I’m guessing you’re making copies of use cases via copy/paste in the diagram?  If so, that’s likely the cause of the issue.  When you copy/paste in a diagram, you’re simply creating another shape that represents the same underlying item.  Why do we do it this way you might ask?  It's is especially useful when you want to copy multiple shapes to form a basis for a new diagram, or if you’ve applied formatting to a shape (color, size, etc.) that you want to re-use in another diagram.

Instead, I think you’ll want to use the “duplicate” option which is available in the clipboard section on the Home tab, or via right mouse context menus (only applies to items in the lists and project browser, not to items in a diagram). This will create a completely new item which is independent of the original.  It will be assigned a new ID and you can edit it in any way without affecting the original.  The tricky part will be if your use cases have ID references to other use cases – you’ll need to manually change the references in the new use cases to the IDs of the new use cases.

Here are a couple of other ideas to consider:

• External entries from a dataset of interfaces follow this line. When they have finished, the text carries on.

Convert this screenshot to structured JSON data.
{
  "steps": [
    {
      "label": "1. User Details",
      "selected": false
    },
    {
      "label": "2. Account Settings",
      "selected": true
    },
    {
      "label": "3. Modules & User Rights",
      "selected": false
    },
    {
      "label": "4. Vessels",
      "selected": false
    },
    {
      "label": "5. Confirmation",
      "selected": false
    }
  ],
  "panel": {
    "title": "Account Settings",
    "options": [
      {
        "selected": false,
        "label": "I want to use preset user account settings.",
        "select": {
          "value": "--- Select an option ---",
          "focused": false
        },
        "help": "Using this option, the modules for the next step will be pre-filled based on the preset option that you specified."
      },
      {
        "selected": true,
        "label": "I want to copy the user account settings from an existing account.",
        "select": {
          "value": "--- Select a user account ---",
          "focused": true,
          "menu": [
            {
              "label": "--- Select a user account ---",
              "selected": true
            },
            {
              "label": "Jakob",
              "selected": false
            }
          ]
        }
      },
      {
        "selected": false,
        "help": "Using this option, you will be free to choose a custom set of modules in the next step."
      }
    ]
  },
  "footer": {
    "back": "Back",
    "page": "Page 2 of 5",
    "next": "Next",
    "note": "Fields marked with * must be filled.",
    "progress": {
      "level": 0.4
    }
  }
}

1) You can duplicate an entire package instead of individual use cases.  For this to work, you'll want to make sure your packages are saved in separate files (once duplicated, save the new package in its own file by right clicking on it in the project browser).  Since the packages are saved in separate files, you can delete either package from your project but it won't delete the underlying package file.  An advantage of this approach is that it keeps the old and new versions completely separate.  If you want to view the old versions, you can import the old version of the package file(s) (best to import into a brand new project just to keep the separation of old and new).  If you have a lot of packages, you might consider doing this on a per project basis and performing a File / Save As.

2) Upload your project to requirements.cc – this has a versioning and differencing feature explained here:

http://blog.requirements.cc/post/What’s-new-(in-your-project).aspx

Requirements.cc keeps a history of changes for each item in your project every time you upload.  You can view how an item looked on a specific date and get a visual indicator of differences between any two versions.  The one caveat is that we are still in beta, but I highly recommend this approach.  The big advantage is that you don't have to worry about ID renumbering or branching - versioning is done automatically each time you upload.

Here's a brief introduction to requirements.cc for those unfamiliar - it’s a secure website that allows you to upload and review your CaseComplete requirements.  Only you can access the project, however you have the option to share your project with others by means of a password protected URL. Learn how to get started here:

http://blog.requirements.cc/2011/05/default.aspx

Hope this helps.  Let me know if you have questions regarding the various approaches.

Doug

Doug Earl 0 votes